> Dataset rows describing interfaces
#####
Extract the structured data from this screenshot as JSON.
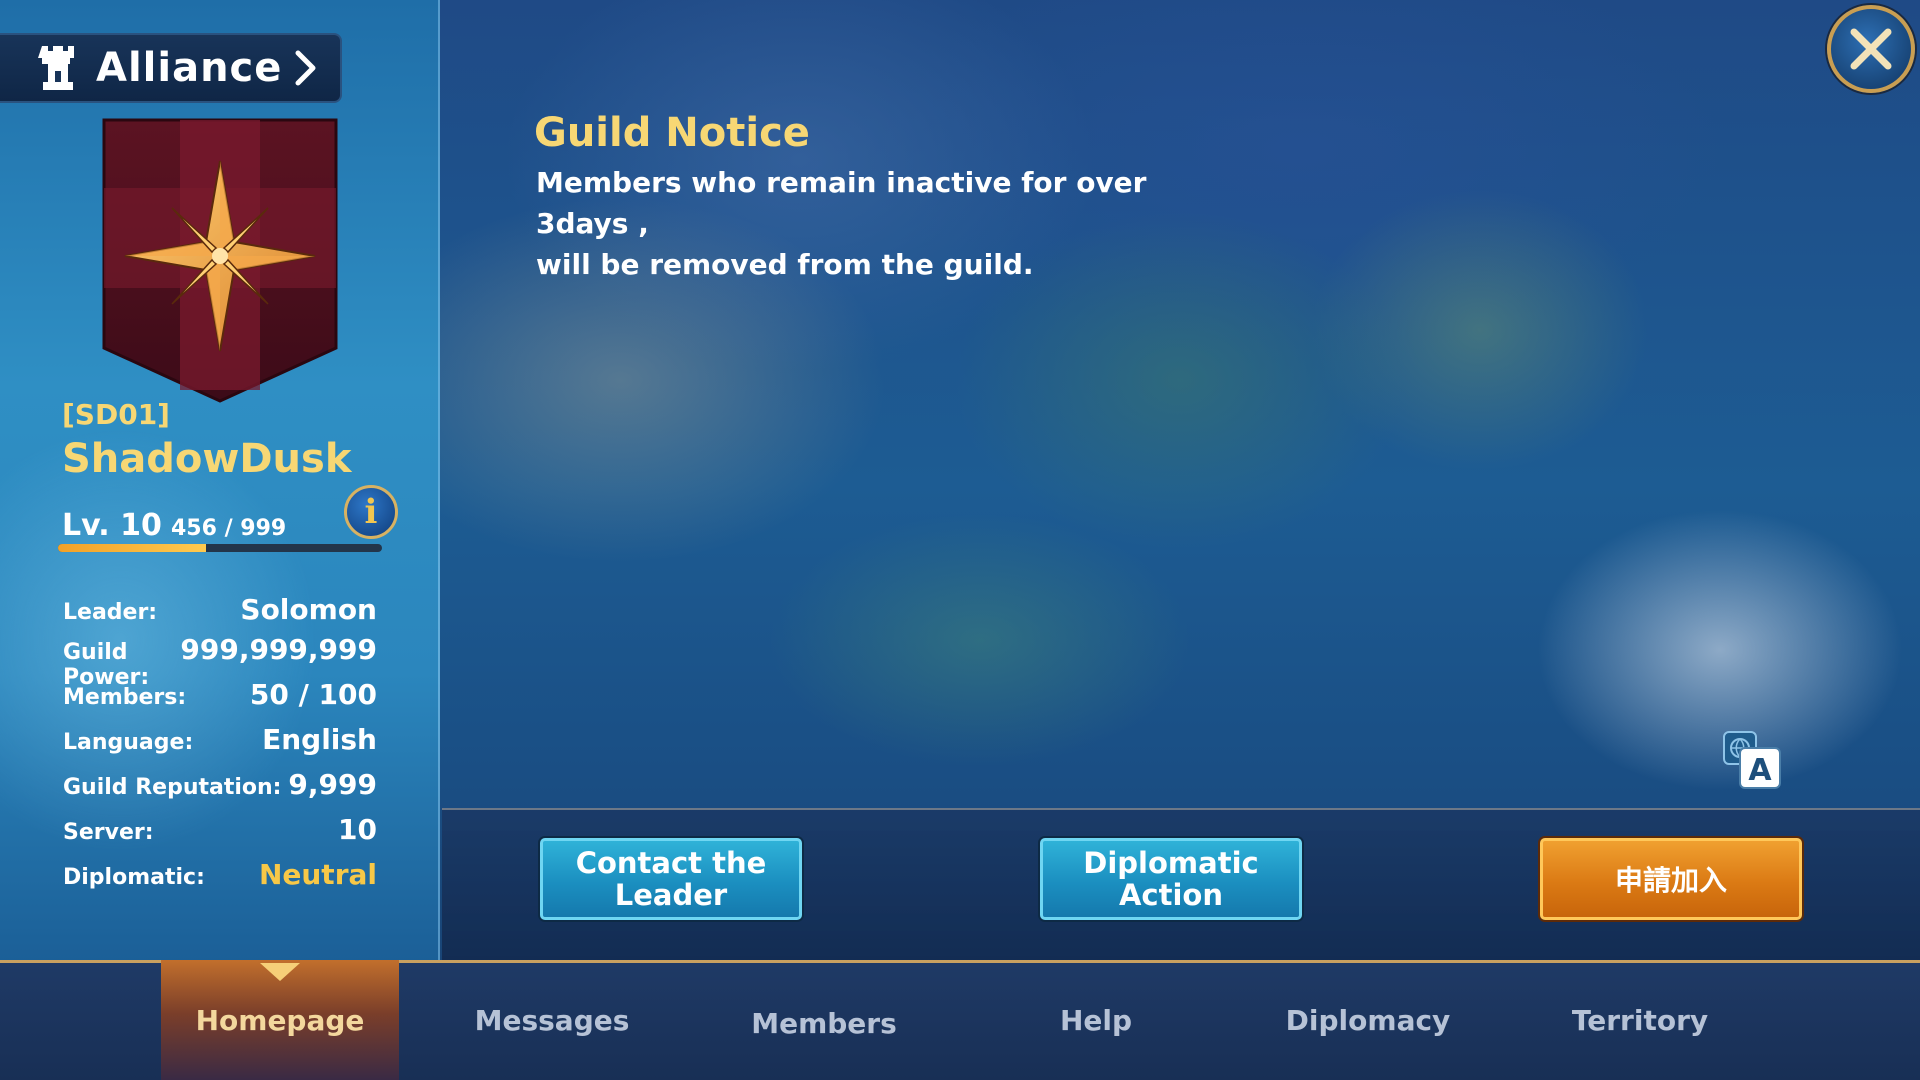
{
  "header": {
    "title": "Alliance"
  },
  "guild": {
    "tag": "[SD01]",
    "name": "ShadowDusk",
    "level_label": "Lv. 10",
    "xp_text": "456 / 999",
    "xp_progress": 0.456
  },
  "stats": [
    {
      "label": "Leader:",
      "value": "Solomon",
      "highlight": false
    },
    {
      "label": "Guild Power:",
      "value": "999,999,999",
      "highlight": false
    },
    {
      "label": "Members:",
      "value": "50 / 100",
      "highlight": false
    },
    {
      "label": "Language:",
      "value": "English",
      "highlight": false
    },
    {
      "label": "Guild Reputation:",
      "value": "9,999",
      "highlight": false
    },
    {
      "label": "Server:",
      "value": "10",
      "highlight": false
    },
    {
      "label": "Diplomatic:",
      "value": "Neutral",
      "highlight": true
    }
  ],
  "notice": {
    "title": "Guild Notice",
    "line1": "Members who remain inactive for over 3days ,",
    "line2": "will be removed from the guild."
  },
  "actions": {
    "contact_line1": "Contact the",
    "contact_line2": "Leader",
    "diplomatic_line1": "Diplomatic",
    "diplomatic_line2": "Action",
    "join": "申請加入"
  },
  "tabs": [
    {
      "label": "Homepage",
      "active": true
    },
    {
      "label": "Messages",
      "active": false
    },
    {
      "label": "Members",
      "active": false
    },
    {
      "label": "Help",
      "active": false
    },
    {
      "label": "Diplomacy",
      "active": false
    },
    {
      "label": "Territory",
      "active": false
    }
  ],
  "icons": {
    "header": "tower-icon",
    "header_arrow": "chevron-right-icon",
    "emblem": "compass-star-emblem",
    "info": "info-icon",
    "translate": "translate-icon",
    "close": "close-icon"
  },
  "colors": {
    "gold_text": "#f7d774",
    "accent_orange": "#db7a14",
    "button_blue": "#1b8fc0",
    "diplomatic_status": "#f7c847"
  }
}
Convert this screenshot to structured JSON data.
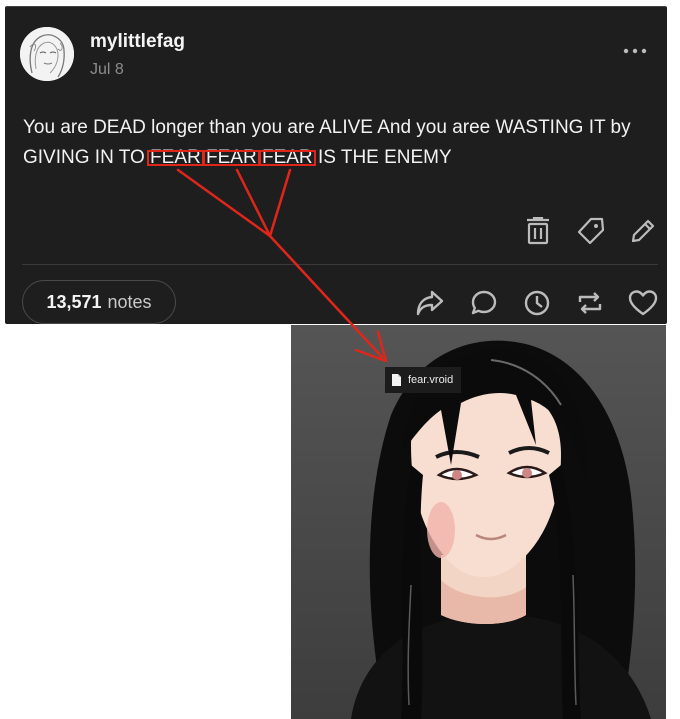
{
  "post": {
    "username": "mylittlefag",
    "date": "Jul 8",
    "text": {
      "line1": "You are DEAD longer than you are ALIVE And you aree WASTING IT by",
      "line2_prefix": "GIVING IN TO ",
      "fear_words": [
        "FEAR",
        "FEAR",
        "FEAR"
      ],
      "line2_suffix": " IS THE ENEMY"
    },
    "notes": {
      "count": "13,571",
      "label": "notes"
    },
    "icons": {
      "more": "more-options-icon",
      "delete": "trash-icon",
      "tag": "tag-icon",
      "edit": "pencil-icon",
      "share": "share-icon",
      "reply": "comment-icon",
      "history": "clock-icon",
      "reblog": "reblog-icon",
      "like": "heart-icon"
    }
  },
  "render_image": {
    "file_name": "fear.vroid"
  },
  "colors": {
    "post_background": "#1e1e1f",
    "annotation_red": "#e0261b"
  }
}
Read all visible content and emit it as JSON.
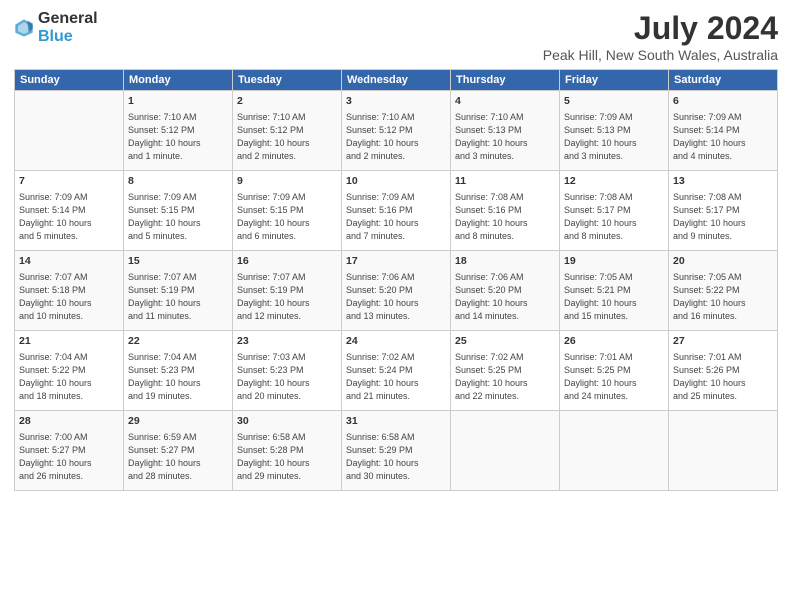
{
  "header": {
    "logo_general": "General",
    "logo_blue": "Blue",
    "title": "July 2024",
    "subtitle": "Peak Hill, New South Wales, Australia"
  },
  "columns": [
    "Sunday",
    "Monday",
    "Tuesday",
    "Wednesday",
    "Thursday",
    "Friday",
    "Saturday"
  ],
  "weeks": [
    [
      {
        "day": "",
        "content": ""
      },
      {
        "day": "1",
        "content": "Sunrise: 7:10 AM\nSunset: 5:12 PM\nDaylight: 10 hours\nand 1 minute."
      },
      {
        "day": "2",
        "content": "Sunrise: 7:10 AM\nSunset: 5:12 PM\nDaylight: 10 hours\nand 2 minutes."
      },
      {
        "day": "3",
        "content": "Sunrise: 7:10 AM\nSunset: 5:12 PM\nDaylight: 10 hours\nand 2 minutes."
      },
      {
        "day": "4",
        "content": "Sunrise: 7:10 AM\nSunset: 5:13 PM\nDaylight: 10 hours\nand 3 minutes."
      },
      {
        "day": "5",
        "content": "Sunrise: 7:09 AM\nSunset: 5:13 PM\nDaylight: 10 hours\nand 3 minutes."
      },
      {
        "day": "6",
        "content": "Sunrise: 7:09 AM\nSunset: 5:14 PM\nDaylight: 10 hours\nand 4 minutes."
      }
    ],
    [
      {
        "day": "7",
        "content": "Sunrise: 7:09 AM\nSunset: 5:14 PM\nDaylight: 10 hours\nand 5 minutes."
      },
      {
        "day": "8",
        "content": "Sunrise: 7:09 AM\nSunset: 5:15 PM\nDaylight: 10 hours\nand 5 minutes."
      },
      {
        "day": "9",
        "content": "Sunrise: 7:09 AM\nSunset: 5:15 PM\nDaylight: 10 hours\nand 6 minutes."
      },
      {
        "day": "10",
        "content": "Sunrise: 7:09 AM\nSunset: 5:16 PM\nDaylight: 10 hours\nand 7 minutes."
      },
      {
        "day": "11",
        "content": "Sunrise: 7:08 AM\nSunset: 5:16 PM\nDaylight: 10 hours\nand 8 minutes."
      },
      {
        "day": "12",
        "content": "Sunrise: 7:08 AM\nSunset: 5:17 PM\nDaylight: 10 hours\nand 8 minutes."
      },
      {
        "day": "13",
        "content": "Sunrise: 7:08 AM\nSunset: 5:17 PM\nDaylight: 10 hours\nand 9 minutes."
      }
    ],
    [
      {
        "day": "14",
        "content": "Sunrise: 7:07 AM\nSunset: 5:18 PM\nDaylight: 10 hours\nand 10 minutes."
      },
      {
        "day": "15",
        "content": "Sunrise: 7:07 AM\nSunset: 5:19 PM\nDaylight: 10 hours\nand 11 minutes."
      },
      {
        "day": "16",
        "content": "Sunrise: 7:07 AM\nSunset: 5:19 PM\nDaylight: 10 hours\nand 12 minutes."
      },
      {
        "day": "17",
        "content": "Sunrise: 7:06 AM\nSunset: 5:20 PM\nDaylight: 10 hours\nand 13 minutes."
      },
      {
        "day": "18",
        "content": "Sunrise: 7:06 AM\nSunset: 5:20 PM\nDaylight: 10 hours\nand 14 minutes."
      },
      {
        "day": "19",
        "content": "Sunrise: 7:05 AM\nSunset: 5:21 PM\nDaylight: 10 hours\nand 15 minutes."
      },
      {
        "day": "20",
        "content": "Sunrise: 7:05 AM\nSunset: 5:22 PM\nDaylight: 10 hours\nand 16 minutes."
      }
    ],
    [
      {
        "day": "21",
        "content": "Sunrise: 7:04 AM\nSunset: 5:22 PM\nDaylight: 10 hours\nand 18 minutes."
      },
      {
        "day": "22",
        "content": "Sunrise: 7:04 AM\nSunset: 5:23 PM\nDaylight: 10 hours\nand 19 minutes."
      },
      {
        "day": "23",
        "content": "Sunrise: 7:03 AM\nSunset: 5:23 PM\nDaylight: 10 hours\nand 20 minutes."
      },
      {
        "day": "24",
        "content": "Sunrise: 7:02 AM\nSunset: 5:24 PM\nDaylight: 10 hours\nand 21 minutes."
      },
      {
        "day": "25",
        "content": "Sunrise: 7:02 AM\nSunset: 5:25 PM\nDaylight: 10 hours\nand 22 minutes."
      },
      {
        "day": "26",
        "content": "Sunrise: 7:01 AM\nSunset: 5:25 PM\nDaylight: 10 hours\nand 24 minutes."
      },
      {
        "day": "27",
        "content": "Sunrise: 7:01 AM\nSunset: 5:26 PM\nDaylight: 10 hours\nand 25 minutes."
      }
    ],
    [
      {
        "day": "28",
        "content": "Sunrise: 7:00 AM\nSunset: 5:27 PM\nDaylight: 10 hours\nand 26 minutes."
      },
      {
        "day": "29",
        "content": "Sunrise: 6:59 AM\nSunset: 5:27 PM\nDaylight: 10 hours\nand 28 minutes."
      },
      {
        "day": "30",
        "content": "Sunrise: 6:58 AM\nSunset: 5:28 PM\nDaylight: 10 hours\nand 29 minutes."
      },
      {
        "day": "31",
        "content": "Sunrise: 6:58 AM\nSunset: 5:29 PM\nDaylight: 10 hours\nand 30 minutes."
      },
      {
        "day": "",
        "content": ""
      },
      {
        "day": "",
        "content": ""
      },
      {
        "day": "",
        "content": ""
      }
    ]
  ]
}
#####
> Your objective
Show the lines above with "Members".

> Expected answer
      "label": "Members:",
    "line1": "Members who remain inactive for over 3days ,",
      "label": "Members",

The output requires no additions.